# [REQUIRED ACTION]
Each entry in this listing needs to be written out again, word for word.

TASK INPUTS Block Start

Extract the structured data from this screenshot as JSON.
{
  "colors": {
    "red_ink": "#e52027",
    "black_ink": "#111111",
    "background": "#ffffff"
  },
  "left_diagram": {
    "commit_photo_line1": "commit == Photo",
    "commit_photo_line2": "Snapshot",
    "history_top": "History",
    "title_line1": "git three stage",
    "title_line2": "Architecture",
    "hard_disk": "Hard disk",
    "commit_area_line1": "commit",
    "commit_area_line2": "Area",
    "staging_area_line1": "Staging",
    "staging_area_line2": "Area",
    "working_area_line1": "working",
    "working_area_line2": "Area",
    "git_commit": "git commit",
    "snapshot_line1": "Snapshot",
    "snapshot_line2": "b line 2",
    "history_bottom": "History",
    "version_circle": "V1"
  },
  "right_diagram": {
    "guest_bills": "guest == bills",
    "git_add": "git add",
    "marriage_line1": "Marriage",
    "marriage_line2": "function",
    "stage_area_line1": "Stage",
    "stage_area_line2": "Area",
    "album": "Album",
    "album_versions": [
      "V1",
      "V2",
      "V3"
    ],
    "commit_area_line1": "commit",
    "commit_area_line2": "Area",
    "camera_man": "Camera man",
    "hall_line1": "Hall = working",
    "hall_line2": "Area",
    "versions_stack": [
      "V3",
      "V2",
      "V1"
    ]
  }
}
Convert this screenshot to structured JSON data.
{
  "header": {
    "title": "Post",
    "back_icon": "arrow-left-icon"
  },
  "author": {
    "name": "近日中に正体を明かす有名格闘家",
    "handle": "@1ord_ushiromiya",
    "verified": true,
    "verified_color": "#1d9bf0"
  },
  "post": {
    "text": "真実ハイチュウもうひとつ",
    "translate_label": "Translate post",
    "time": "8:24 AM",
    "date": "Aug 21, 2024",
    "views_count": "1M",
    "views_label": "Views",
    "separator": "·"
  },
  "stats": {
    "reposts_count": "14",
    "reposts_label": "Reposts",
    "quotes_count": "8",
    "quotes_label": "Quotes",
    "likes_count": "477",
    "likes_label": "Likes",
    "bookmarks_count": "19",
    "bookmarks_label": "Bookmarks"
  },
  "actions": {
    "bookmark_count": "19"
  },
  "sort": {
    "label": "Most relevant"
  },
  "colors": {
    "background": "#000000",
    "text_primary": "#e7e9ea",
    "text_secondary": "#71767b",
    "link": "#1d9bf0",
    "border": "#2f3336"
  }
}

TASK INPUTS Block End

# [RESULT BELOW]
Extract the structured data from this screenshot as JSON.
{
  "colors": {
    "red_ink": "#e52027",
    "black_ink": "#111111",
    "background": "#ffffff"
  },
  "left_diagram": {
    "commit_photo_line1": "commit == Photo",
    "commit_photo_line2": "Snapshot",
    "history_top": "History",
    "title_line1": "git three stage",
    "title_line2": "Architecture",
    "hard_disk": "Hard disk",
    "commit_area_line1": "commit",
    "commit_area_line2": "Area",
    "staging_area_line1": "Staging",
    "staging_area_line2": "Area",
    "working_area_line1": "working",
    "working_area_line2": "Area",
    "git_commit": "git commit",
    "snapshot_line1": "Snapshot",
    "snapshot_line2": "b line 2",
    "history_bottom": "History",
    "version_circle": "V1"
  },
  "right_diagram": {
    "guest_bills": "guest == bills",
    "git_add": "git add",
    "marriage_line1": "Marriage",
    "marriage_line2": "function",
    "stage_area_line1": "Stage",
    "stage_area_line2": "Area",
    "album": "Album",
    "album_versions": [
      "V1",
      "V2",
      "V3"
    ],
    "commit_area_line1": "commit",
    "commit_area_line2": "Area",
    "camera_man": "Camera man",
    "hall_line1": "Hall = working",
    "hall_line2": "Area",
    "versions_stack": [
      "V3",
      "V2",
      "V1"
    ]
  }
}
Convert this screenshot to structured JSON data.
{
  "header": {
    "title": "Post",
    "back_icon": "arrow-left-icon"
  },
  "author": {
    "name": "近日中に正体を明かす有名格闘家",
    "handle": "@1ord_ushiromiya",
    "verified": true,
    "verified_color": "#1d9bf0"
  },
  "post": {
    "text": "真実ハイチュウもうひとつ",
    "translate_label": "Translate post",
    "time": "8:24 AM",
    "date": "Aug 21, 2024",
    "views_count": "1M",
    "views_label": "Views",
    "separator": "·"
  },
  "stats": {
    "reposts_count": "14",
    "reposts_label": "Reposts",
    "quotes_count": "8",
    "quotes_label": "Quotes",
    "likes_count": "477",
    "likes_label": "Likes",
    "bookmarks_count": "19",
    "bookmarks_label": "Bookmarks"
  },
  "actions": {
    "bookmark_count": "19"
  },
  "sort": {
    "label": "Most relevant"
  },
  "colors": {
    "background": "#000000",
    "text_primary": "#e7e9ea",
    "text_secondary": "#71767b",
    "link": "#1d9bf0",
    "border": "#2f3336"
  }
}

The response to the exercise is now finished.